Link Gets Atomic!
So powerful a 45 that they had to give it TWO drill holes!!
Listen – Link Wray & His Ray Men – Jack the Ripper – MP3
Listen – The Raybeats – Jack the Ripper – MP3
I hope that everyone made excellent use of their weekend days, whether it be carousing at the end of a frosty bottle of beer or chilling on the sofa with a cuppa joe.
No beer (but plenty of coffee) for me as I soldier on what appears to be an eternal state of sleep deprivation, that I don’t expect to end until my kids are in college. That’ll be sometime around 2024, which means I’ll have years of sleep to catch up on, which means if I hit the sack right as soon as I retire, I’ll likely be dead before I pull enough Z’s out of the debit column and break even.
I’d better get to work…
Back in my early 20’s, in the embryonic days of MTV, I saw a video that dented my brain so severely that I have yet to fully recover almost 25 years later.
That video, built largely on film clips of atomic tests was for ‘Jack the Ripper’ by the Raybeats.
I already had the first Raybeats LP (which featured a boss cover of ‘B-Gas Rickshaw’), but nothing on it could have prepared me for the sounds shredding the tiny speaker on my TV set.
That the video featured clips of atomic destruction was apt, as the sonic assault of ‘Jack the Ripper’ was positively brutal, all power chords, buffalo stampede drums and 20,000 Leagues Under the Sea reverb.
I wasted no time in procuring myself a copy of the LP ‘It’s Only a Movie’, slapped it on the old victrola and beat the living shit out of my poor speakers, over, and over, and over again, pausing only – with the fall of darkness – to strap on my headphones and repeat the process by sending the lightning directly into my eardrums.
They’re still ringing today.
When I took the time to read the label, I was shocked, nay stunned…no…perhaps pole axed is a better word, to discover that ‘Jack the Ripper’ was in fact a cover of a song by the mighty Link Wray.

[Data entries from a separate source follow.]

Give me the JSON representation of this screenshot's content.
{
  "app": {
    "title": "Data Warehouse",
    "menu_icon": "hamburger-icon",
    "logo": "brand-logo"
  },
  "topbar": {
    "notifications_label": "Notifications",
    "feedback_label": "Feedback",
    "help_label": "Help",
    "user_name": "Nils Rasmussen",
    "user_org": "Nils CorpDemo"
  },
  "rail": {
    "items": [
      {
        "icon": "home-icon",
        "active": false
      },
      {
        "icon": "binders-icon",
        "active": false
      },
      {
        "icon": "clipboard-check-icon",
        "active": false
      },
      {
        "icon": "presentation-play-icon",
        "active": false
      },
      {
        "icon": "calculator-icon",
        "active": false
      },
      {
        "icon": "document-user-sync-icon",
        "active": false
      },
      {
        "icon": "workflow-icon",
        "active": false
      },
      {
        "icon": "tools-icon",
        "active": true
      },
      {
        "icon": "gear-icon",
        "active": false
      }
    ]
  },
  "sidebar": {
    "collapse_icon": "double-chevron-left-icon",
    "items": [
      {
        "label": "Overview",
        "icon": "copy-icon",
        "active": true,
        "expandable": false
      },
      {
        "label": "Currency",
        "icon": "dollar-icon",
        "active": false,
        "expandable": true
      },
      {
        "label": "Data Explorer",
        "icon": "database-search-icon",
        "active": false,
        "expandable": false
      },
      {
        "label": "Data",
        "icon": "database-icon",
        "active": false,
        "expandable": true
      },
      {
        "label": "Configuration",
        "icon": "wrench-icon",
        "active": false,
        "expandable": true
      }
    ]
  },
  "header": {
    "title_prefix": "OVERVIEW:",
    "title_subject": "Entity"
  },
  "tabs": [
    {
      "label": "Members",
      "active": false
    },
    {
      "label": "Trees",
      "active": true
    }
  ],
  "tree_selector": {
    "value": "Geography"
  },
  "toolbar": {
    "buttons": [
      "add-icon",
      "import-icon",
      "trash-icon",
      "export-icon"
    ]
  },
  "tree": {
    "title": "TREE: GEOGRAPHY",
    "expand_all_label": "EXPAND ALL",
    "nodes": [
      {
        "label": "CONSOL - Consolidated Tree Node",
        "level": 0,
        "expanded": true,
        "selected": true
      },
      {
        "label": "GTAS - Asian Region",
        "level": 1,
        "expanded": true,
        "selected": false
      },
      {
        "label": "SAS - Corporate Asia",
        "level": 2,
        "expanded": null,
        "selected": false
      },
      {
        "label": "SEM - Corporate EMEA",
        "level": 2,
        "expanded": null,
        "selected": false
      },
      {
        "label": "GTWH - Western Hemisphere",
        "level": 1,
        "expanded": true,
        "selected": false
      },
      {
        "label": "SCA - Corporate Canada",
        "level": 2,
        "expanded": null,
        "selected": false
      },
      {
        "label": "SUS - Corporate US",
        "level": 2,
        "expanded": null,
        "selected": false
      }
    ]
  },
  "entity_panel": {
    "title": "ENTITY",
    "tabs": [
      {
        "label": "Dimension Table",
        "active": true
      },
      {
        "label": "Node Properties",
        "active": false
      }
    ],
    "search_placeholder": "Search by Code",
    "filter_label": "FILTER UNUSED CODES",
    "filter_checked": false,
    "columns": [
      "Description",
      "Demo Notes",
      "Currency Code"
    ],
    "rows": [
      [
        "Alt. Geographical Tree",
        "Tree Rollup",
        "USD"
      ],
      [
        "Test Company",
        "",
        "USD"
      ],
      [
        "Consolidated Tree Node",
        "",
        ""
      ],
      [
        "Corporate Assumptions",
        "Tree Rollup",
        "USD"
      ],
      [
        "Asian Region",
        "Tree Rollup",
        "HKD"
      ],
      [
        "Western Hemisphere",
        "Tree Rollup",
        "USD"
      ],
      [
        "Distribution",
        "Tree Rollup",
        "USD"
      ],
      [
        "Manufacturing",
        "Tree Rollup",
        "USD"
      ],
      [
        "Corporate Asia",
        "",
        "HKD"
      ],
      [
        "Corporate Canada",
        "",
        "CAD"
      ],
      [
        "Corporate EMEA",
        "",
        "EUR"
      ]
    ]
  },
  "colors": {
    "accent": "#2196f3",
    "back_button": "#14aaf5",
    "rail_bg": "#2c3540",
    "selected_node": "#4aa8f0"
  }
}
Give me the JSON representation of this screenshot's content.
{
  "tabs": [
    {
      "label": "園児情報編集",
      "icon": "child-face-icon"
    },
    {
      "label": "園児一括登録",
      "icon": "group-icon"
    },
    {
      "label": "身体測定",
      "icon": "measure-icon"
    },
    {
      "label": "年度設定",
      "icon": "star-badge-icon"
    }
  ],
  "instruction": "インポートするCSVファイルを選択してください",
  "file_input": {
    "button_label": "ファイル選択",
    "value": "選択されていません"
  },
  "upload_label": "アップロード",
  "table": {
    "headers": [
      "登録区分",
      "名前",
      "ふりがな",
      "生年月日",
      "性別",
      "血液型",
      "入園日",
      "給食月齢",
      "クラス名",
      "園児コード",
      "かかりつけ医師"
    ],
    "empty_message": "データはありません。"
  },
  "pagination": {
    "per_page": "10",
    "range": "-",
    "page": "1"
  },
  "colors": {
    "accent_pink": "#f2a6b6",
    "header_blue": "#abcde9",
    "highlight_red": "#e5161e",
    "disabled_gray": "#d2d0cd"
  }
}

In addition to having maybe the coolest name in the history of the guitar (with Yngwie Malmsteen at the other end of the scale), Wray created some of the greatest instrumentals in the history of axe-ology, including his hit ‘Rumble’, as well as ‘Rawhide’ and ‘Run Chicken Run’. He was a pioneer in the use of distortion, reverb and power chord-ery, and was every inch the leather jacketed, slick haired paragon of cool.
Following the Raybeats, I set out on a quest to track down Link’s original version of ‘Jack the Ripper’, and it wasn’t long before my search yielded pay dirt and I had a copy of the 1963 single on the Swan label (backed of course by the excellent ‘Black Widow’, a fortuitous A/B side match up if ever I’ve heard one).
Hearing the original ‘Jack the Ripper’ was something like having your mind blown apart and then reassembled haphazardly by a mad scientist. Sure, all the parts are there, but the wiring is somehow askew.
Where the Raybeats had gotten their claws into the song 20 years after the fact and ripped it limb from limb (in a good way, of course) the original was every bit as spare and haunted as the cover was bombastic. Where the Raybeats evoked the dark spirit of the atom age in their video for ‘Jack the Ripper’, Wray’s version – created during a time when the canned food in the country’s bomb shelters was still edible – like a mushroom cloud on the horizon was possessed of an eerie energy, pushed forward by minimalist drums and bass (like a martian heartbeat).
Link’s own guitar veers wildly from echoey washes, to high-pitched leads and chicken scratch plucking, all straining his amp to it’s limits.
So dark a sound flies from the grooves that I can picture someone driving home alone at night in 1963 getting the willies and turning off the radio (or stomping on the accelerator like a maniac) when ‘Jack the Ripper’ came over the airwaves.
So, pull down the ones and zeros, send them through your ears and into your fevered brain.
Come the sunrise (should you survive) you might just thank me.
PS Thanks to Coop for putting me back on the Raybeats tip, and saving me the trouble of digging out the LP and digi-ma-tizing their version of the tune.